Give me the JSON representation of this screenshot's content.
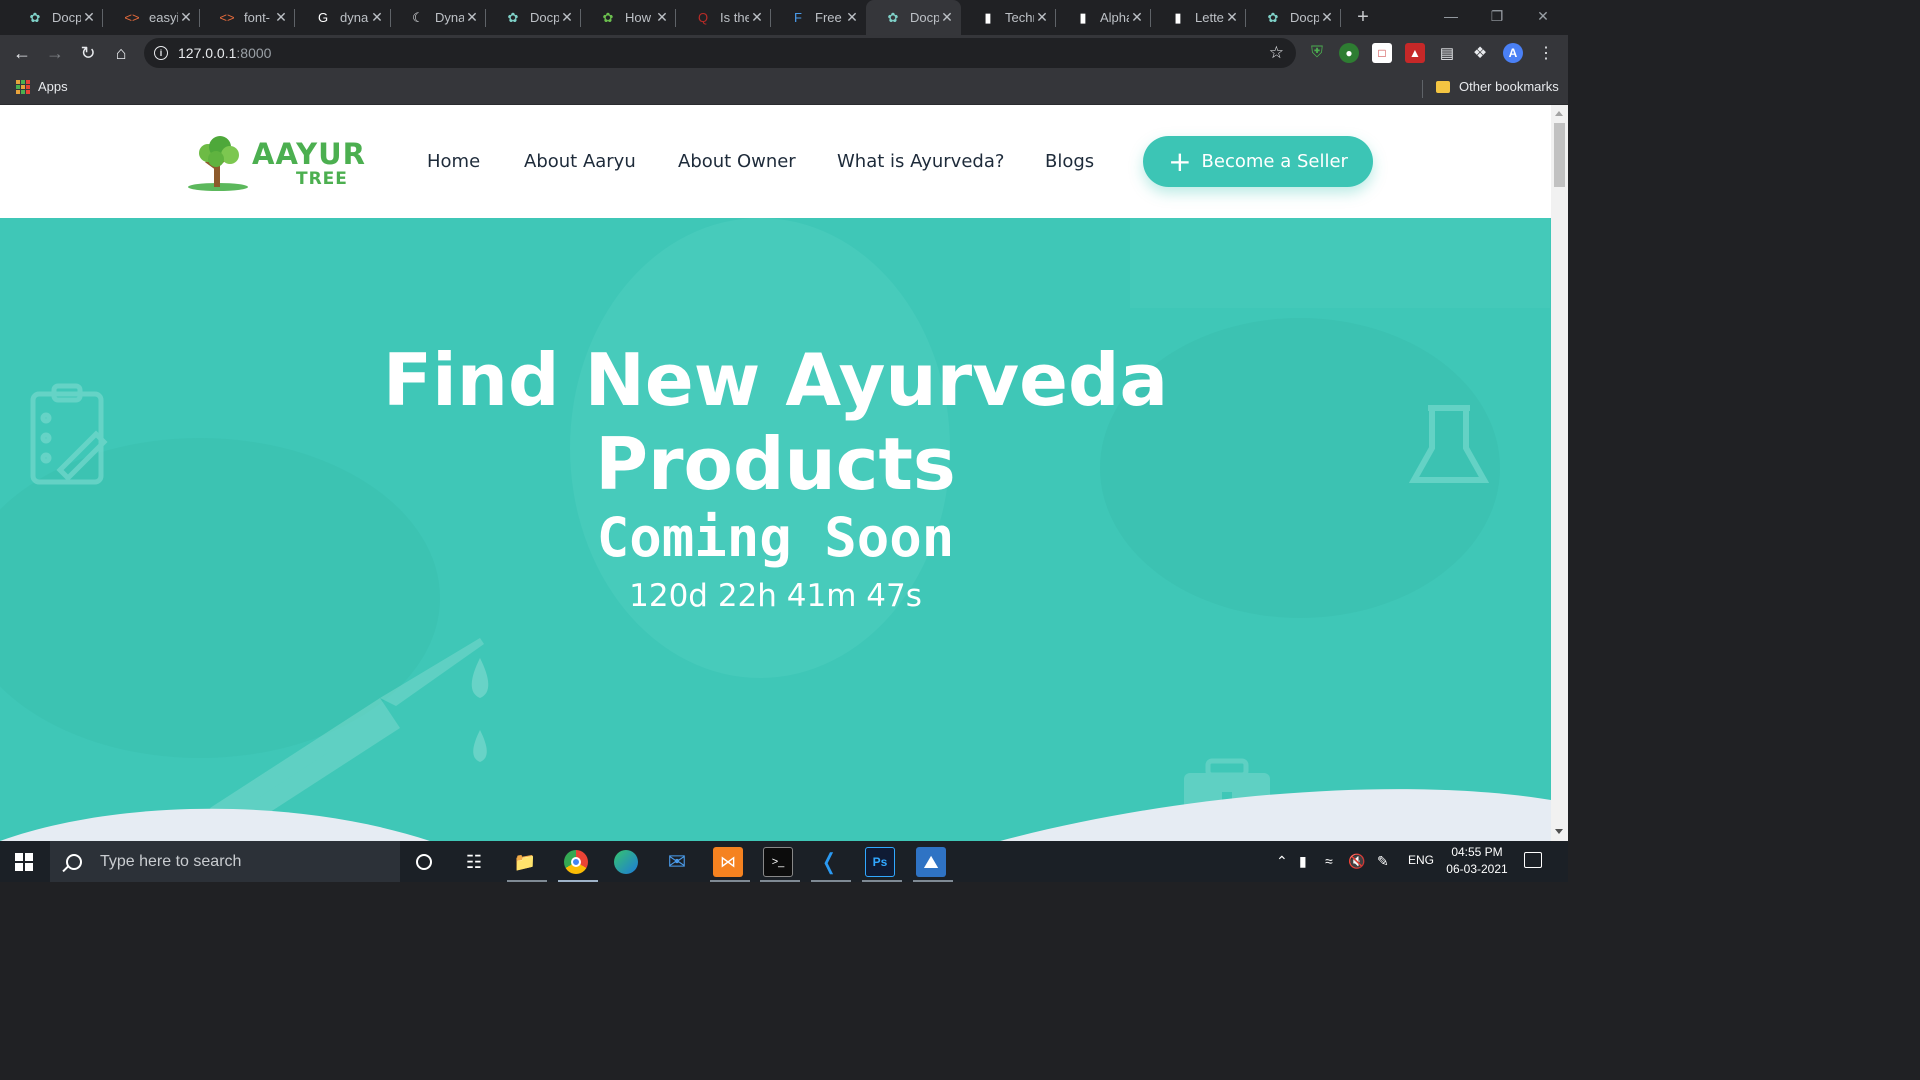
{
  "browser": {
    "tabs": [
      {
        "title": "Docp",
        "icon": "docpad-icon"
      },
      {
        "title": "easyi",
        "icon": "code-icon"
      },
      {
        "title": "font-",
        "icon": "code-icon"
      },
      {
        "title": "dyna",
        "icon": "google-icon"
      },
      {
        "title": "Dyna",
        "icon": "moon-icon"
      },
      {
        "title": "Docp",
        "icon": "docpad-icon"
      },
      {
        "title": "How",
        "icon": "w3-icon"
      },
      {
        "title": "Is the",
        "icon": "quora-icon"
      },
      {
        "title": "Free",
        "icon": "flaticon-icon"
      },
      {
        "title": "Docp",
        "icon": "docpad-icon",
        "active": true
      },
      {
        "title": "Techr",
        "icon": "bracket-icon"
      },
      {
        "title": "Alpha",
        "icon": "bracket-icon"
      },
      {
        "title": "Lette",
        "icon": "bracket-icon"
      },
      {
        "title": "Docp",
        "icon": "docpad-icon"
      }
    ],
    "url_host": "127.0.0.1",
    "url_port": ":8000",
    "bookmarks": {
      "apps_label": "Apps",
      "other_label": "Other bookmarks"
    }
  },
  "site": {
    "logo": {
      "line1": "AAYUR",
      "line2": "TREE"
    },
    "nav": [
      "Home",
      "About Aaryu",
      "About Owner",
      "What is Ayurveda?",
      "Blogs"
    ],
    "cta_label": "Become a Seller",
    "hero": {
      "title_line1": "Find New Ayurveda",
      "title_line2": "Products",
      "subtitle": "Coming Soon",
      "countdown": "120d 22h 41m 47s"
    },
    "colors": {
      "accent": "#3fc7b7",
      "button": "#3cc5b5",
      "logo_green": "#4caf50"
    }
  },
  "taskbar": {
    "search_placeholder": "Type here to search",
    "language": "ENG",
    "time": "04:55 PM",
    "date": "06-03-2021"
  }
}
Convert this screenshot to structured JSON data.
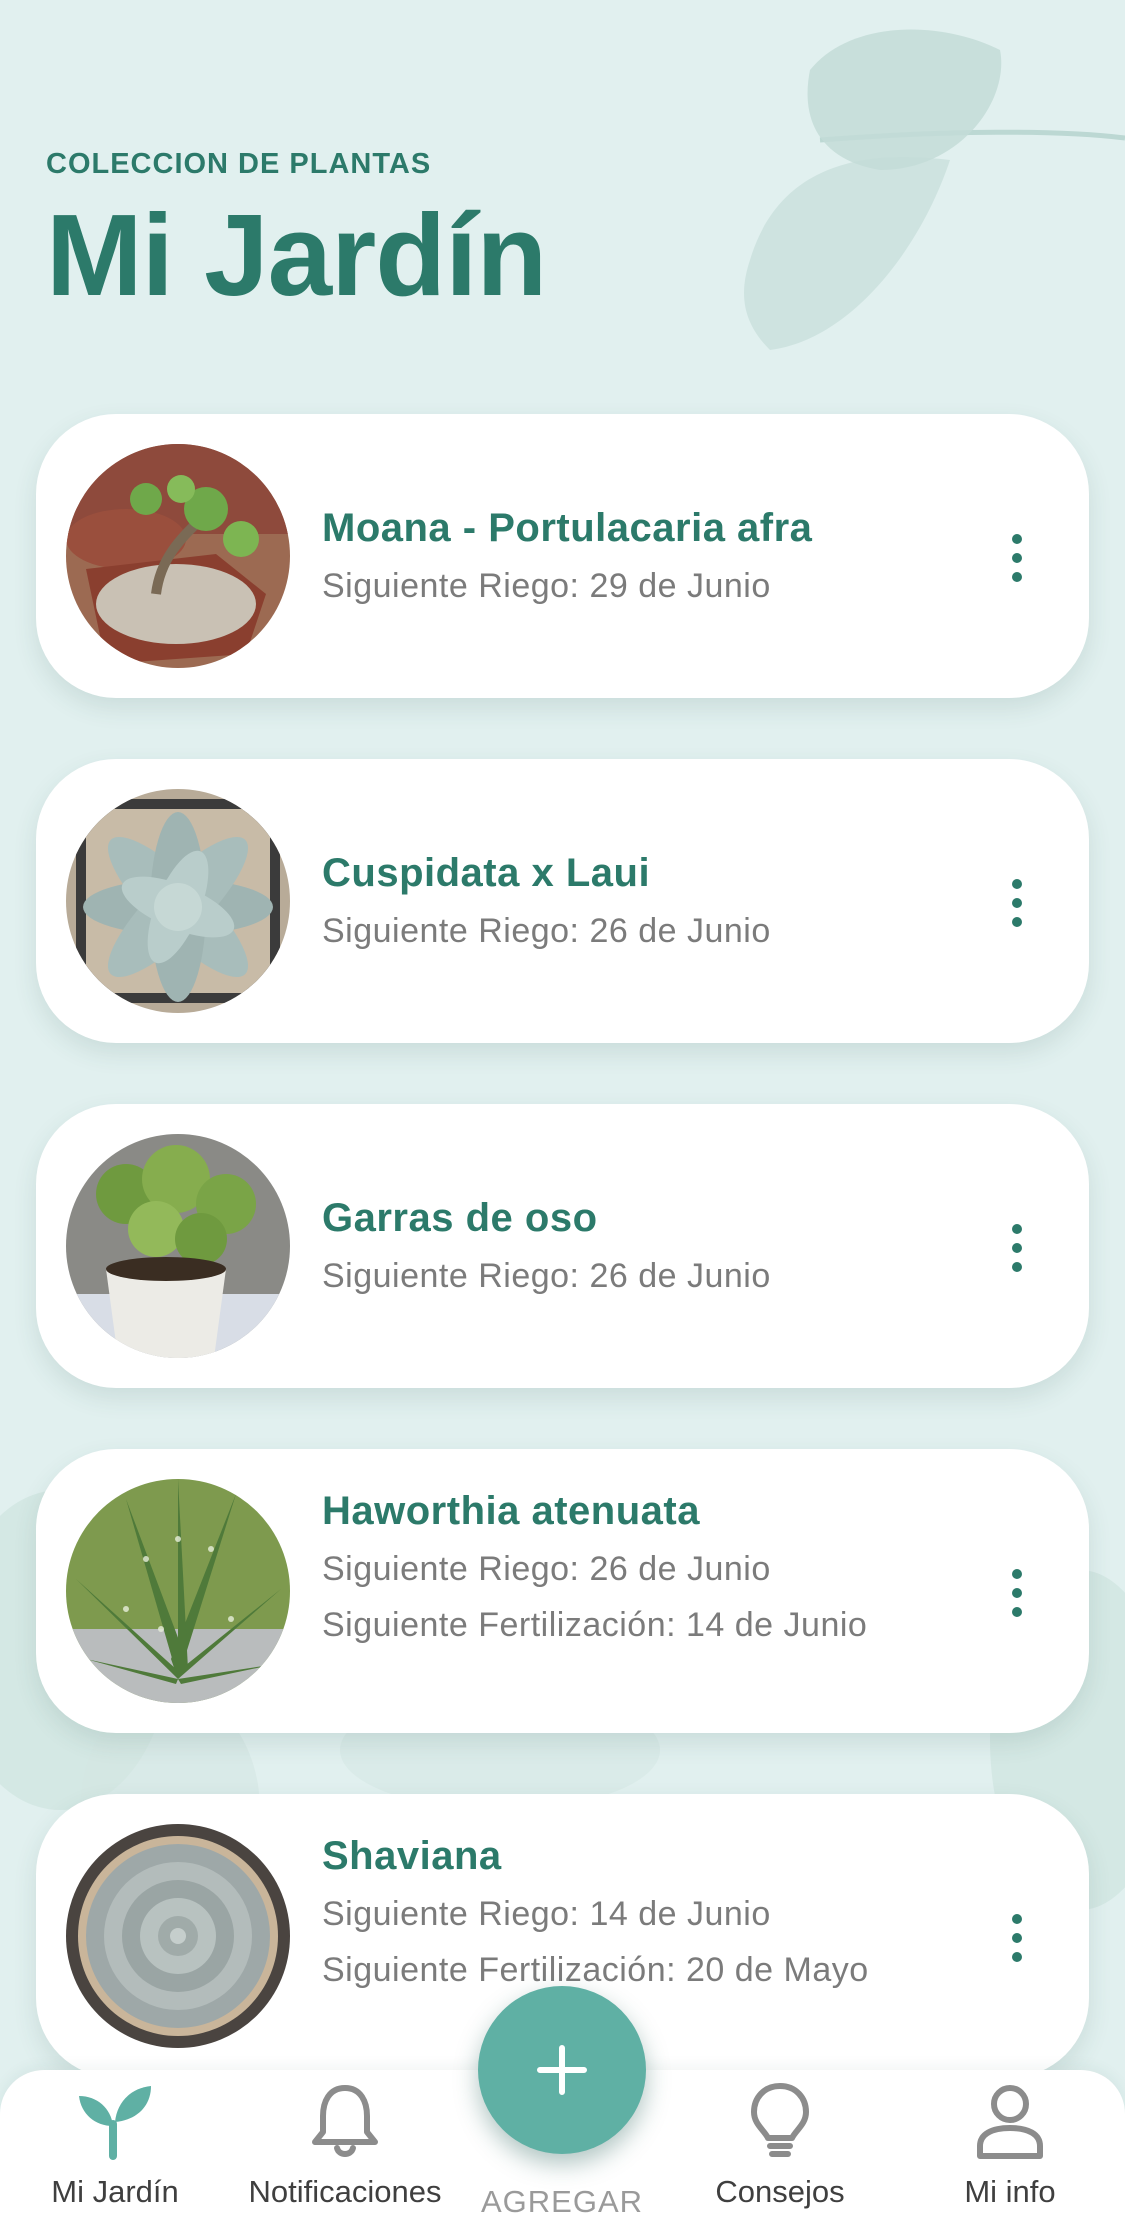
{
  "header": {
    "subtitle": "COLECCION DE PLANTAS",
    "title": "Mi Jardín"
  },
  "plants": [
    {
      "name": "Moana - Portulacaria afra",
      "lines": [
        "Siguiente Riego: 29 de Junio"
      ],
      "image": "jade-bonsai-photo"
    },
    {
      "name": "Cuspidata x Laui",
      "lines": [
        "Siguiente Riego: 26 de Junio"
      ],
      "image": "echeveria-photo"
    },
    {
      "name": "Garras de oso",
      "lines": [
        "Siguiente Riego: 26 de Junio"
      ],
      "image": "bear-paw-succulent-photo"
    },
    {
      "name": "Haworthia atenuata",
      "lines": [
        "Siguiente Riego: 26 de Junio",
        "Siguiente Fertilización: 14 de Junio"
      ],
      "image": "haworthia-photo"
    },
    {
      "name": "Shaviana",
      "lines": [
        "Siguiente Riego: 14 de Junio",
        "Siguiente Fertilización: 20 de Mayo"
      ],
      "image": "shaviana-rosette-photo"
    }
  ],
  "fab": {
    "label": "AGREGAR",
    "icon": "plus-icon"
  },
  "tabs": [
    {
      "label": "Mi Jardín",
      "icon": "sprout-icon",
      "active": true
    },
    {
      "label": "Notificaciones",
      "icon": "bell-icon",
      "active": false
    },
    {
      "label": "Consejos",
      "icon": "lightbulb-icon",
      "active": false
    },
    {
      "label": "Mi info",
      "icon": "user-icon",
      "active": false
    }
  ],
  "colors": {
    "background": "#e1f0ef",
    "accent": "#2c7a6a",
    "fab": "#5fb0a4",
    "active_tab_icon": "#5fb0a4",
    "inactive_tab_icon": "#8c8c8c"
  }
}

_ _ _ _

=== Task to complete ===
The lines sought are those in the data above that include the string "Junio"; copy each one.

=== Response area ===
        "Siguiente Riego: 29 de Junio"
        "Siguiente Riego: 26 de Junio"
        "Siguiente Riego: 26 de Junio"
        "Siguiente Riego: 26 de Junio",
        "Siguiente Fertilización: 14 de Junio"
        "Siguiente Riego: 14 de Junio",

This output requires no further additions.